Futures dropped as much as 2.7 per cent in New York, extending a 6.4 per cent slide last week. King Salman Bin Abdulaziz, who took over after the death of King Abdullah on January 23, pledged to maintain the policies of his predecessor in a speech on Saudi national television. US inventories climbed to 383.5 million barrels last month, the highest level for December since 1930, the American Petroleum Institute reported.

Oil slumped almost 50 per cent last year as Opec resisted calls to cut output even as the US pumped at the fastest pace in more than three decades. Saudi Arabia, the world’s biggest exporter, has chosen not to reduce supply and count instead on lower prices to stimulate demand, according to Mohammad Al Sabban, an adviser to the kingdom’s petroleum minister from 1988 to 2013.

“Crude production needs to slow down first to decelerate the speed of stockpiling, which is seen to be even faster than during the 2008 financial crisis,” Hong Sung Ki, a commodities analyst at Samsung Futures in Seoul, said by phone. “With Saudi Arabia, the market hardly reacted last week and will remain unchanged as King Salman is known to be very conservative.”

West Texas Intermediate for March delivery decreased as much as $1.24 to $44.35 a barrel in electronic trading on the New York Mercantile Exchange and was at $45.04 at 1.20pm Singapore time. The contract lost 72 cents to $45.59 on January 23, the lowest close since March 2009. The volume of all futures traded was more than double the 100-day average.

Brent for March settlement slid as much as 94 cents, or 1.9 per cent, to $47.85 a barrel on the London-based ICE Futures Europe exchange.

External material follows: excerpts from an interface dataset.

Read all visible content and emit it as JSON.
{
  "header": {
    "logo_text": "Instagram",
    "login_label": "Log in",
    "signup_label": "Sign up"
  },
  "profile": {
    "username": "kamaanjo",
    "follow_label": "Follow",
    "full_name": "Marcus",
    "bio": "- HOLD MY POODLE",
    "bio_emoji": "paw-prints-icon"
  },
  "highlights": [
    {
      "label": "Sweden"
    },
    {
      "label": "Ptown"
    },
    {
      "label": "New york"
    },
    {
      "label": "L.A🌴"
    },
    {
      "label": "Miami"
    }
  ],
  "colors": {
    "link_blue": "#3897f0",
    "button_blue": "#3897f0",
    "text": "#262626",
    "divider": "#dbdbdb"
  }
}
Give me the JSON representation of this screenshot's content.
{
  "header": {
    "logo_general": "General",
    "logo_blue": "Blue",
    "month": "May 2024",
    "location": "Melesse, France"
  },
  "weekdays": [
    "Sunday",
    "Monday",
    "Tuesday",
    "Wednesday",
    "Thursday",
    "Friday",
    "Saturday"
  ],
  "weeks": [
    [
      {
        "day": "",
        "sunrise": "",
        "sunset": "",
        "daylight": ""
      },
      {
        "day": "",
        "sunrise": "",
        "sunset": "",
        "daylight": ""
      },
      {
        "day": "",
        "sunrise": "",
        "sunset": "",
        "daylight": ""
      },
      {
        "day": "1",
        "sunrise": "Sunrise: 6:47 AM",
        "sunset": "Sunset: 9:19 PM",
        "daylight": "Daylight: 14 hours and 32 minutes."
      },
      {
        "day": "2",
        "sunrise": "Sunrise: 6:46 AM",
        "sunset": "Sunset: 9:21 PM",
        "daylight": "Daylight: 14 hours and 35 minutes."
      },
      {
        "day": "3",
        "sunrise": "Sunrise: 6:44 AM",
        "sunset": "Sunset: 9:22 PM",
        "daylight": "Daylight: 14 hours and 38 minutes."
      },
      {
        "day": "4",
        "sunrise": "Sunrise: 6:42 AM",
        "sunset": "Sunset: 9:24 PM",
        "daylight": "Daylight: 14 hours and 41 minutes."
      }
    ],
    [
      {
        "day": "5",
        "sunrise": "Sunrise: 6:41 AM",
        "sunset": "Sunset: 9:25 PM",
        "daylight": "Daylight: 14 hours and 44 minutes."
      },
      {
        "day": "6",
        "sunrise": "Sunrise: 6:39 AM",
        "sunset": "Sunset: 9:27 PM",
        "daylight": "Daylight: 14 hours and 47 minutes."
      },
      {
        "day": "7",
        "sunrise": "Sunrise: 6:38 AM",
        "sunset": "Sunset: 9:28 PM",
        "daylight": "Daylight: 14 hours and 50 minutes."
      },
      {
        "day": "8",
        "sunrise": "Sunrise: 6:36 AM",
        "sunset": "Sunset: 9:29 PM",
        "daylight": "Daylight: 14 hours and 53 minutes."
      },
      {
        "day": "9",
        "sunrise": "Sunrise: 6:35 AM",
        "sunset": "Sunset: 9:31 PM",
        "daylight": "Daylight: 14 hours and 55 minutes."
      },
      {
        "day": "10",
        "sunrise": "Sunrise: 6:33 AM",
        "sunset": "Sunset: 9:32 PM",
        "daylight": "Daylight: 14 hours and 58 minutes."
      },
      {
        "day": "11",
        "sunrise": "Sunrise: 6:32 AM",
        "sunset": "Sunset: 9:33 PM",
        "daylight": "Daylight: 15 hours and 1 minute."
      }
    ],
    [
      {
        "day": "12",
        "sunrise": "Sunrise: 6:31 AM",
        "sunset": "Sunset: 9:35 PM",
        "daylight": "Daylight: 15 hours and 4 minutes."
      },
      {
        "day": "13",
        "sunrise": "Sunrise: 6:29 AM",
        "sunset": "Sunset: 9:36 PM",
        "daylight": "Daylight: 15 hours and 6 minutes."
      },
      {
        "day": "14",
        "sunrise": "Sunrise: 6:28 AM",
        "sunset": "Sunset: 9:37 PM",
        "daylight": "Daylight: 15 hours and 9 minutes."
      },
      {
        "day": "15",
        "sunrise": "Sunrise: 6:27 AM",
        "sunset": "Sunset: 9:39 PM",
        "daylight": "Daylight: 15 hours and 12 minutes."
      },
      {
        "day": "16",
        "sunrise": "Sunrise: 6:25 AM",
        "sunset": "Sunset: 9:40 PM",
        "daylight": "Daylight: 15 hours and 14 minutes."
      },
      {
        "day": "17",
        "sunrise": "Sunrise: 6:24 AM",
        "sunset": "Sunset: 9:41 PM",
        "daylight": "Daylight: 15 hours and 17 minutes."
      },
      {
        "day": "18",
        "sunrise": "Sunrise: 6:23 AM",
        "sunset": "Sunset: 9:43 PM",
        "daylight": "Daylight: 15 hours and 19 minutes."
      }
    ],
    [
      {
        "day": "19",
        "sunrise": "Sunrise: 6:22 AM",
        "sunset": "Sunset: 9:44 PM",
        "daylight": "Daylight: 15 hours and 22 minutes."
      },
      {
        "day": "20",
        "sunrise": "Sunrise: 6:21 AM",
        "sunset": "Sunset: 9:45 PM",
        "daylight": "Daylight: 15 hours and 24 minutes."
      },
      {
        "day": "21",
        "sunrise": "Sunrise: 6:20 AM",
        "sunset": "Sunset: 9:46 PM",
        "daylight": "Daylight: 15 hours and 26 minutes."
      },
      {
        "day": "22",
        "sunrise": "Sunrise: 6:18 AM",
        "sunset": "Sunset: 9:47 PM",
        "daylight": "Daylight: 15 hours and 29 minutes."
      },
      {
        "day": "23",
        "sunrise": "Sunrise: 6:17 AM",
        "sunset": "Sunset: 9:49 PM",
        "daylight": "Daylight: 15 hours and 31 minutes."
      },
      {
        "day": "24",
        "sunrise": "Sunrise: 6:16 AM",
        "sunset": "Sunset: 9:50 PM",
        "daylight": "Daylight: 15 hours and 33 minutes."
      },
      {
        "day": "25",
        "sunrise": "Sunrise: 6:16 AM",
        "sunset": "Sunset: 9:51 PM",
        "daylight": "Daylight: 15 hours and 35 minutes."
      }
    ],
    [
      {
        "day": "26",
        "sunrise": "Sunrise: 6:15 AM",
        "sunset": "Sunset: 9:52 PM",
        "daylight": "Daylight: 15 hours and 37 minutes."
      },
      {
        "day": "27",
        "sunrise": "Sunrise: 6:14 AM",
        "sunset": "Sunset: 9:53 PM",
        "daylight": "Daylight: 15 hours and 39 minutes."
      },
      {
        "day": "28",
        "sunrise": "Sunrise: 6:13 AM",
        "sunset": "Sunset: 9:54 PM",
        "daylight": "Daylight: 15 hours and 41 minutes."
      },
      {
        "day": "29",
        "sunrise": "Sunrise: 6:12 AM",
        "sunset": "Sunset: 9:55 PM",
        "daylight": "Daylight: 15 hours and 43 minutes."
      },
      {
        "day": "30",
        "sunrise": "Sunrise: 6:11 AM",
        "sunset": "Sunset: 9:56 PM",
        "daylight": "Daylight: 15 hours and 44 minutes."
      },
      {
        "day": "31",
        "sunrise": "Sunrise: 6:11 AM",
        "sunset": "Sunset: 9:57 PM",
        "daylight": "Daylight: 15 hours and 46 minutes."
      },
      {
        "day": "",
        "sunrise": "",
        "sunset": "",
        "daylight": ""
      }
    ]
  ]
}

It gained 27 cents to $48.79 on January 23. The European benchmark crude traded at a premium of $3.30 to WTI.

Crude stockpiles in the US, the world’s largest oil consumer, increased 7.4 per cent in December from a year ago, the API in Washington said in a monthly report on January 23. Production accelerated 16 per cent to 9.12 million barrels a day, the highest level for any month since February 1986, according to the industry group.

The nation’s oil boom has been driven by a combination of horizontal drilling and hydraulic fracturing, which has unlocked shale formations from Texas to North Dakota.

Saudi Arabia, Opec’s biggest producer, led the group’s strategy of maintaining production levels amid the market collapse. While smaller members including Venezuela called for action to prop up prices, oil minister Ali Al-Naimi highlighted the need to preserve market share.

Mr Al-Naimi, who has driven decision-making since 1995, was retained by King Salman along with current Saudi ministers, according to the official Saudi Press Agency.

Opec, whose 12 members supply about 40 per cent of the world’s oil, decided at a November 27 meeting to maintain output quotas at a collective 30 million barrels a day. It pumped 30.2 million a day in December, exceeding that target for a seventh straight month, a Bloomberg survey of companies, producers and analysts shows.